Photo by Leigh Ann Chatagnier

Classics with a twist: Fresh satsuma recipes

Food is a universal language that can bring people of all races, cultures and beliefs together with no judgment … just the common love of experiencing something delicious together.

I discovered this after moving to Louisiana. I was the outsider. I grew up Southern but had never eaten Cajun food, and it didn’t matter! I was welcomed with open arms and asked to join in on family traditions dating back years and years.

I may not be a born Cajun, and I may not have grown up cooking the dishes that made Louisiana so well known, but what I do know is that after living here for a decade, the food has been an inspiration in my kitchen. By combining traditional Cajun cuisine with my own fresh, farm-to-table approach, my hope is that everyone will find something in my new cookbook, The Unexpected Cajun Kitchen.

Here I share two recipes from the book that feature satsumas, my favorite of the citrus varieties grown in Louisiana. They taste similar to a mandarin, but slightly sweeter, making them perfect for desserts and cocktails of all varieties.

Food is love, and I have so much that I want to share.

untitledLeigh Ann Chatagnier blogs about food, life and love at Her new book, The Unexpected Cajun Kitchen, was released in October.




Photo by Leigh Ann Chatagnier
Photo by Leigh Ann Chatagnier

Satsuma Sage Mule

8 sage leaves, plus more for garnish
1 cup fresh satsuma juice
2 oz. vodka
1 ginger beer
Muddle sage leaves in satsuma juice in the bottom of a cocktail shaker until flavors are released. Add vodka to juice along with a couple of ice cubes, and shake vigorously until chilled. Pour over ice, and top off with ginger beer. Serve immediately, and garnish with extra sage leaves and satsuma slices.
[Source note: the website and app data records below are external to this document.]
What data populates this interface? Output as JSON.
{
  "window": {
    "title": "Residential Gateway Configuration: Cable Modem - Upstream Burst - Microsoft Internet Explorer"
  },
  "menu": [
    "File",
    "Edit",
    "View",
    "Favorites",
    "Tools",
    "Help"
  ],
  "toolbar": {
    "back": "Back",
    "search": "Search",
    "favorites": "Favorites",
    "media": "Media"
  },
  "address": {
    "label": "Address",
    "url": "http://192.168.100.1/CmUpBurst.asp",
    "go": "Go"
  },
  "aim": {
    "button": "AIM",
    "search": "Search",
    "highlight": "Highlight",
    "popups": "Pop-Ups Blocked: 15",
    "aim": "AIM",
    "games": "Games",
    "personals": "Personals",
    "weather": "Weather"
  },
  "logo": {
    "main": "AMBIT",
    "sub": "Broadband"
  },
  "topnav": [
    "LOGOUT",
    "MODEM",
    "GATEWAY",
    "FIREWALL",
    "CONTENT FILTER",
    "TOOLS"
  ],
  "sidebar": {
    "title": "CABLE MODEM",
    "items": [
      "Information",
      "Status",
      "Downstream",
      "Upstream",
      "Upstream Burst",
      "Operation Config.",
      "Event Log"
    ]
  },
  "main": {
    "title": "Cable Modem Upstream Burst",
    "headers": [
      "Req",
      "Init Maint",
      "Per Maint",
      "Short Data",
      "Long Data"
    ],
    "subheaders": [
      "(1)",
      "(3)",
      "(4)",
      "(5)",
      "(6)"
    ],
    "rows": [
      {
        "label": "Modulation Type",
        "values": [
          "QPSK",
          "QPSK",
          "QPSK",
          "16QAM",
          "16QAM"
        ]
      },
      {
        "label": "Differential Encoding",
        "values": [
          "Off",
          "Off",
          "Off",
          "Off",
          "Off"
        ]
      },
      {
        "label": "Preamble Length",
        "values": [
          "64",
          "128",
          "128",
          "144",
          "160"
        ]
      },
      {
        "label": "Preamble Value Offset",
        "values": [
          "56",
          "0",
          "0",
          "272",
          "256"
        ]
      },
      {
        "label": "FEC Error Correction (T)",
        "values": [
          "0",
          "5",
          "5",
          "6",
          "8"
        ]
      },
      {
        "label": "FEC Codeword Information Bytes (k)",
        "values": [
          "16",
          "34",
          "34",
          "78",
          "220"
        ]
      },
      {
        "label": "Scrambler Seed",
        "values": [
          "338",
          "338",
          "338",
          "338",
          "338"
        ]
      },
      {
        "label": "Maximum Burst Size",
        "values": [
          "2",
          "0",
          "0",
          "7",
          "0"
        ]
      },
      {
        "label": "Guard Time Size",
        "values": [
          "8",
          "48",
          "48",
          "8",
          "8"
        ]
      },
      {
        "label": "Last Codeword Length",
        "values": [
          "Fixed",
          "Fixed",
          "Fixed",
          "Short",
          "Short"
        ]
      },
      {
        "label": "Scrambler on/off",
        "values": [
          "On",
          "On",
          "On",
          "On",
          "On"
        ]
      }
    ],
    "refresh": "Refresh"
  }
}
Satsuma Bundt Cake

[caption id="attachment_28726" align="alignright" width="400"]cuisine-cake Photo by Leigh Ann Chatagnier[/caption]


3 cups cake flour
1 tsp. salt
1⁄2 tsp. baking powder
1⁄2 tsp. baking soda
1⁄2 cup unsalted butter, room temperature
2 1⁄2 cups granulated sugar, divided
4 large eggs, room temperature
2 tsp. pure vanilla extract
1 cup plus 2 Tbsp. satsuma juice, divided
1 cup buttermilk, room temperature
1 cup powdered sugar
Preheat oven to 350 degrees. Grease a Bundt pan really well by coating with butter and then sprinkling flour on top. Shake out pan to remove excess flour.
Whisk together cake flour, salt, baking powder and baking soda in a large bowl. Set aside.
With an electric mixer, beat butter until smooth and creamy. Add 2 cups granulated sugar and beat for another couple of minutes until combined well. Add eggs and vanilla, and continue to beat on medium speed until well mixed. Add 1⁄2 cup satsuma juice and buttermilk, and continue to mix. Reduce speed to low, and slowly add dry ingredients a little at a time until all is combined, being careful to not overmix. Pour batter into Bundt pan, and bake for 40 to 50 minutes. (Cake is done when toothpick inserted into center of cake comes out clean.) Allow to cool for 10 minutes.
Make satsuma syrup by combining 1⁄2 cup granulated sugar and 1⁄2 cup satsuma juice in a pot on the stove and cooking over medium heat until sugar has dissolved. Turn off heat and set aside.
Turn out Bundt cake carefully onto a wire rack over a plate or parchment paper. Pour satsuma syrup over top of cake, and continue to let cool completely.
After cake has cooled, make satsuma glaze by whisking powdered sugar and 2 Tbsp. satsuma juice together. Drizzle over top of cake. Transfer carefully to a cake plate and serve immediately, or cover and store for up to 3 days.